■ **Task brief**: Work out the number of lines with the word "Project" in the material below, then reply with that number only.
============
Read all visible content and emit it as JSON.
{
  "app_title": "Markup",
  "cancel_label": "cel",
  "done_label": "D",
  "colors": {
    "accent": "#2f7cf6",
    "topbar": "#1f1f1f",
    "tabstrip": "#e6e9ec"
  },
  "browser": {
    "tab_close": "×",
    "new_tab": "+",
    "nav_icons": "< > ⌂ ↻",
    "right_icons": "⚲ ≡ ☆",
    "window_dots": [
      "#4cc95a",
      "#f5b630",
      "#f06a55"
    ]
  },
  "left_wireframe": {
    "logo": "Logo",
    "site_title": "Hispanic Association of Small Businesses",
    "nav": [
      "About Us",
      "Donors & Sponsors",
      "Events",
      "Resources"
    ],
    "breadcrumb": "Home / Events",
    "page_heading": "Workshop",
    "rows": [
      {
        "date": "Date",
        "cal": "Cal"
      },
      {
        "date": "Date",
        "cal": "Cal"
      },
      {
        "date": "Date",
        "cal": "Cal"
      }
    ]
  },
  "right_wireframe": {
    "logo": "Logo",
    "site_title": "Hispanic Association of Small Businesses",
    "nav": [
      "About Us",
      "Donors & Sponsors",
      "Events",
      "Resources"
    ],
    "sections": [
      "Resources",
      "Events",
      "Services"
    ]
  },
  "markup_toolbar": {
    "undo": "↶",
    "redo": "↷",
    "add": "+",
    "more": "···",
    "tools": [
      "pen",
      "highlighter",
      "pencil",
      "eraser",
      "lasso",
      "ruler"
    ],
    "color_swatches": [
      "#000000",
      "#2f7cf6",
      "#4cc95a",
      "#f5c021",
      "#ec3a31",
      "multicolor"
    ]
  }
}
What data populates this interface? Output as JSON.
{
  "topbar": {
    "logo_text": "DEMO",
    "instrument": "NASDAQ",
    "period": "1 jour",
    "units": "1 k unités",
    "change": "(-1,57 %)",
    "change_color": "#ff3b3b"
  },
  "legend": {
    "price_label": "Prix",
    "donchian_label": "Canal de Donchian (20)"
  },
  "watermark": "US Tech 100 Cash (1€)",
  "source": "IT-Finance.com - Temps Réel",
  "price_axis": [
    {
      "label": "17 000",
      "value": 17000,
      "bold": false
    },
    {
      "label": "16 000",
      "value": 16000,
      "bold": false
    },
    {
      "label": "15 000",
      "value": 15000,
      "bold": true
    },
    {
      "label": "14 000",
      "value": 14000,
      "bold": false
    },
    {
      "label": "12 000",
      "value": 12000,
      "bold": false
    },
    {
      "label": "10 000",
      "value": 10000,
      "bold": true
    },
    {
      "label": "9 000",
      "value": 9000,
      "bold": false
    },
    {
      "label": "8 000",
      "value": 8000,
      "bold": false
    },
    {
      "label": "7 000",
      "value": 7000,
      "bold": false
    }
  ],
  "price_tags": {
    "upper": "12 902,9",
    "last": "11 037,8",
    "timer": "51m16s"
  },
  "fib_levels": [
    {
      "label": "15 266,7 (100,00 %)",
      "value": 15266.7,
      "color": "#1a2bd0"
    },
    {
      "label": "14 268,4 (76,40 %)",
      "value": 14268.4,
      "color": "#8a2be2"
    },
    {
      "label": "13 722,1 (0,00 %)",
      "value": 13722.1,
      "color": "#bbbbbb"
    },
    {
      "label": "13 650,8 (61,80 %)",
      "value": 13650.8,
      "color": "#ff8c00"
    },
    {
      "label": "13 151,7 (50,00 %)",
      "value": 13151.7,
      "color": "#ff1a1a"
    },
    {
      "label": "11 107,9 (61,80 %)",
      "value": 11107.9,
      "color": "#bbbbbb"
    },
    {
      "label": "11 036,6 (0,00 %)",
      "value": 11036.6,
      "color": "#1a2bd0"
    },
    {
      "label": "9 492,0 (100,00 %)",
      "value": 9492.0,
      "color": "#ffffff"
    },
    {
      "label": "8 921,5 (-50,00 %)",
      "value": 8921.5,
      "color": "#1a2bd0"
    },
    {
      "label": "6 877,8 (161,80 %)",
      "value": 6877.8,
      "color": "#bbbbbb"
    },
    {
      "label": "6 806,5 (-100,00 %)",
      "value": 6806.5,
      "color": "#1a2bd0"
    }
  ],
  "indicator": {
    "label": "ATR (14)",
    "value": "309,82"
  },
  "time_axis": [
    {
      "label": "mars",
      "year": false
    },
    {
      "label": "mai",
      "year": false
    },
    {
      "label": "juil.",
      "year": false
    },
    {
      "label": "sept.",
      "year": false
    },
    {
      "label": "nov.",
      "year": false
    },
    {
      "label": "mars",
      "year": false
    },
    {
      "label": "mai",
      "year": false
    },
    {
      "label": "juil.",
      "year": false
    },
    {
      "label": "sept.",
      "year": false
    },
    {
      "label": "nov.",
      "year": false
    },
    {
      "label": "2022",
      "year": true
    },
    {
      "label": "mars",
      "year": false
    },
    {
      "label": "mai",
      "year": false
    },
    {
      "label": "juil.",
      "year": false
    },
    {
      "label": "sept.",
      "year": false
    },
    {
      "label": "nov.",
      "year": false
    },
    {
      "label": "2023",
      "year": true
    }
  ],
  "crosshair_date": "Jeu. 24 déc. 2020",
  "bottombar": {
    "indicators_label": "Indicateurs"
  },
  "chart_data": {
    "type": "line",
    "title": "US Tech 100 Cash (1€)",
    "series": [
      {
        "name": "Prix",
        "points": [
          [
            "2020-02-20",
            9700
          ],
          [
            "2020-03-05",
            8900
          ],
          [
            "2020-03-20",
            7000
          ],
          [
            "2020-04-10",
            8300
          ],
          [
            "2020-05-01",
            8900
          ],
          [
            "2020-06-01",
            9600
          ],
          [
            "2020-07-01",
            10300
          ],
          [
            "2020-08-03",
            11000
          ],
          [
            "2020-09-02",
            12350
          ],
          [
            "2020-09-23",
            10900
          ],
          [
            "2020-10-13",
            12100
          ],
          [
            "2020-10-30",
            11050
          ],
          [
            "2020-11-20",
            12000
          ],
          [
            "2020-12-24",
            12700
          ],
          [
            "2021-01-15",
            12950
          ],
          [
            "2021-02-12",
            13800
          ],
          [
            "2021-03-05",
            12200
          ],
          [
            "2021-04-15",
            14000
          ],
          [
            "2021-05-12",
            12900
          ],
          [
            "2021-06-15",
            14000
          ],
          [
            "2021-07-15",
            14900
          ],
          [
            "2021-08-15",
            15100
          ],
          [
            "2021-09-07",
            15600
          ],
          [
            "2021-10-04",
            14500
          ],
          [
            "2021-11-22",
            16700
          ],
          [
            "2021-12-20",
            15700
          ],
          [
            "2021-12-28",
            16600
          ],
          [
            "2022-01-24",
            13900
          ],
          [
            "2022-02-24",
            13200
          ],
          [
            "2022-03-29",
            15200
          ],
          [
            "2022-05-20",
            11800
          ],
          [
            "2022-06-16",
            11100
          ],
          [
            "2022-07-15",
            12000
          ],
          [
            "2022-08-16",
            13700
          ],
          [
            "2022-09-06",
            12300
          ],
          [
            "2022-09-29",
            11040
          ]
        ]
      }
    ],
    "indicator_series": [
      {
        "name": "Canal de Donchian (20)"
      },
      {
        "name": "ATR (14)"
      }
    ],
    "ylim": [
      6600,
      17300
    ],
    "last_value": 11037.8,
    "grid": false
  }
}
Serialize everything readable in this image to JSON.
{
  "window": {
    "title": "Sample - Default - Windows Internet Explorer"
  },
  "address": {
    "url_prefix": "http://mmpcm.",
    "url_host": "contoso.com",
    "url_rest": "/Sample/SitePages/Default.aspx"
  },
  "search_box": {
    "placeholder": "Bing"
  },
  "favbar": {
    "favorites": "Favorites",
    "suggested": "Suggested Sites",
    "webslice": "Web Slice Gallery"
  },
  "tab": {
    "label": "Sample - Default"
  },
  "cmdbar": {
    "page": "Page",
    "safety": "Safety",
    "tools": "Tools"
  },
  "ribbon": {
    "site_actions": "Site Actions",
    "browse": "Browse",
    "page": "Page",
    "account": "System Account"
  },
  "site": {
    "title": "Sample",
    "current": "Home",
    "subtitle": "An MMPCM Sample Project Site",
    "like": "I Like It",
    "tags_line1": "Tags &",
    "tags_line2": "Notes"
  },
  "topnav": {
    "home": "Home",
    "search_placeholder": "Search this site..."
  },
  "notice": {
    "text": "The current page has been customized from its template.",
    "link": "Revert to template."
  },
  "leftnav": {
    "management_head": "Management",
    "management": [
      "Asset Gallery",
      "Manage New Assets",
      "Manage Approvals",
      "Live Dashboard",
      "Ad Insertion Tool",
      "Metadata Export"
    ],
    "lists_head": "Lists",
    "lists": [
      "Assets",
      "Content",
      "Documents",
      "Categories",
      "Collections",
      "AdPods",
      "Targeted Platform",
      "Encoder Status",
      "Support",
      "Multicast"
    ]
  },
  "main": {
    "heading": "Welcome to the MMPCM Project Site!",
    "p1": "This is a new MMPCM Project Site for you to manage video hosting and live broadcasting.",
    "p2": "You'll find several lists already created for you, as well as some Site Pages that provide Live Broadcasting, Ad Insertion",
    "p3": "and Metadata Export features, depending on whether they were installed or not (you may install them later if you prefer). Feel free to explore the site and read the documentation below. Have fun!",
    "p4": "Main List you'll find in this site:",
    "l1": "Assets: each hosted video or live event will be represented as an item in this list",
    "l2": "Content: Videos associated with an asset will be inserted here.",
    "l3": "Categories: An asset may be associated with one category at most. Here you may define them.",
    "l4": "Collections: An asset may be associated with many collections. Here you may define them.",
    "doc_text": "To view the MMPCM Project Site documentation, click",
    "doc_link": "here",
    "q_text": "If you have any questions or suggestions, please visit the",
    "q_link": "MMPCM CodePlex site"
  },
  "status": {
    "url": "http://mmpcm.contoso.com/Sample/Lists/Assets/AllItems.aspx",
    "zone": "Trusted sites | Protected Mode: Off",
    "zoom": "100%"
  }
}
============
■ **Answer to this problem**: 4